What is the meaning of Christmas anyway? Is it a celebration of the birth of Jesus Christ?
The birth of Santa Claus?
The birth of excessive spending?
Not being raised with any particular religion, I have always been a little unclear on the concept of Christmas, and I think I am passing that confusion right on to my own kids. I mean Santa came and everything, don’t get me wrong. He even left hand-written notes in their stockings, which were tucked in with a pile of carefully wrapped gifts, next to the tropical houseplant we had converted into a Carribean Charlie Brown Christmas tree. We couldn’t bear to buy a plastic tree, and of course we couldn’t go out into the woods and chop one down, so there it was. As I burned the edges and wrote the notes in my best calligraphic hand, I wondered why I was pretending to be an overweight old man in a red fur outfit anyway.
When on or around December 22nd, Nicole spied a shiny pink bicycle hidden in Junie’s closet, she came running to me, eyes happy and sparkling, and said, “Hey! Santa brought me a bike!”
My reply was right out of Gentle Honest Parenting 101. “You aren’t supposed to be in Dad’s closet, get out of there! ” I barked, inner panic ensuing. She found us out. Seeing the fierceness in my eyes, her sparkle started to dim. When I said, “That bike isn’t for you anyway, it is for a kid at school, we have to deliver it to her. It’s not yours.” Poof. The sparkle had vanished completely.
“What’s her name?” she asked. “The girl whose bike it is?”
Without missing a beat, I said
“You’re lying.” she said. She looked at me point blank and demanded “Tell me, is Santa real?”
I launched into a conversation about how he is a symbol of love and generosity, and about the miracle of magic that exists within all of us.
She went running up the stairs to corroborate this information with her sixteen year old brother.
“Elias! Santa is just a symbol! Like a heart!” I could tell she was ok with that information, but on a visceral level, she knew she was supposed to be disappointed. She found some tears to demonstrate her allegiance to the idea of Santa, and big brother comforted her to say yes, Santa is real. He had remembered the magic as a young child, and did not want to see her lose the magic at the tender age of seven.
He pieced back the sparkle and returned it to her eyes, vaguely and strategically cradling the myth protectively back into her heart.
So the delusion continues and evolves in a convoluted layer of “stories”. Mother to
daughter, she to herself, and brother to sister.
As uncomfortable as I feel with the lying piece of the Santa fable, I distinctly remember feeling gypped of the magic. Our parents couldn’t handle the lying piece at all, so they told us straight up, it is just a story, there is no Santa Claus, period. I tried to gain some power back to fill this loss when I was about seven or eight by corralling my neighbor in the stairwell and telling her “There is no such thing as Santa Claus, Jeannie. It is a lie.” She was crestfallen, and I didn’t understand why. But I do remember feeling as though I was missing out on something special. I wanted to feel crestfallen at the news, too.

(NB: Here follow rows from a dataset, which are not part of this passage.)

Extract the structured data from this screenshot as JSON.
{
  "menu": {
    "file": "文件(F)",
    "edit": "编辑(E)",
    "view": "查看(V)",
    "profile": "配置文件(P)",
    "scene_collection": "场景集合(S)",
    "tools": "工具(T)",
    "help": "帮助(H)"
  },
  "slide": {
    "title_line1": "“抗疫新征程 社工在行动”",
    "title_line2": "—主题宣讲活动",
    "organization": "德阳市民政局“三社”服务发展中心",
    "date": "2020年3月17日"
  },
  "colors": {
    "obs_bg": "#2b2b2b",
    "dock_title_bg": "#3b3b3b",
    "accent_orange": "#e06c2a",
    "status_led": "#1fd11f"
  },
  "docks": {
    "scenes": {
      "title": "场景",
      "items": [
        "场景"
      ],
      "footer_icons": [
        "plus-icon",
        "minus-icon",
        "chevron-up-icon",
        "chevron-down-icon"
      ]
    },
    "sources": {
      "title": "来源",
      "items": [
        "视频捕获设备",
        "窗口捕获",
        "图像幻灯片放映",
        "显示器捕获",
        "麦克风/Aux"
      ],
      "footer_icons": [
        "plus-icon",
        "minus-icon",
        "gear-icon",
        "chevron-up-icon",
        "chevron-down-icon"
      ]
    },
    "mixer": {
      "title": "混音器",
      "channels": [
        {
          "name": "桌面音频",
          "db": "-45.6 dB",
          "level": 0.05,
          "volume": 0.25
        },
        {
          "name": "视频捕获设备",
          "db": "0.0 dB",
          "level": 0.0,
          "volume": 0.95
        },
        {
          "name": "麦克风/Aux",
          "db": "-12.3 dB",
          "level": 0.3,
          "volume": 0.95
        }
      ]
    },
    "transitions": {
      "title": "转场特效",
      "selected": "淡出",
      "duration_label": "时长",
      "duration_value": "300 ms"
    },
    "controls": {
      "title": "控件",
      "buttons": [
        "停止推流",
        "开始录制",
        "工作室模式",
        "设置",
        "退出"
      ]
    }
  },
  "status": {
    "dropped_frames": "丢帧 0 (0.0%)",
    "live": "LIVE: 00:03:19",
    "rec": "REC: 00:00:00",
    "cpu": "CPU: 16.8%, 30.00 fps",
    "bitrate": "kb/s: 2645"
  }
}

As parents, we are continually guiding the fragile vessel that carries our childrens’ lives. We can only hope we are steering it in the right direction, giving the right advice, telling the best stories, guiding it in the way we think is best at each given moment. It is what we can do. Eventually, they will take the oars and paddle it in the way they see fit. Maybe they have been holding the oars all along. Maybe the reality is that we have no control over where or how the boat goes, how the buds will unfold,
what their lives will offer them.
We don’t know what type of magic and possibilities might come along,
who and what will end up settling in to stay,
and which parts of their vessel they will have to work tooth and nail to scrub off.
So on this, our first Christmas day in Port of Spain, we had finished the Santa activities, played with some of the Christmas toys, read some of the Christmas books, and packed our gear up to head out to what is the closest thing to church that we have found here. We planned to take a hike through the jungle path that leads to the Maracas Waterfall.
As we began our drive, we quickly realized that a hike was not in our future, due to the steady gray drizzle of rain that did not look like it was going to stop.
So, we rode around the city rather aimlessly, and took it all in. While the kids dozed off, Junie drove, and I did some drive by shootings with my camera.
Merry Christmas everyone.
May we always remember to see and take in the magic our lives have to offer, whatever form it may take.
When you can’t find the magic, take the pieces that are coming undone and tie them together,
however you need to,
until you feel the sparkle in your eyes returning.
God Bless us, everyone! Happy Holidays from Vermont, where the snow is falling fast. Thinking of you all.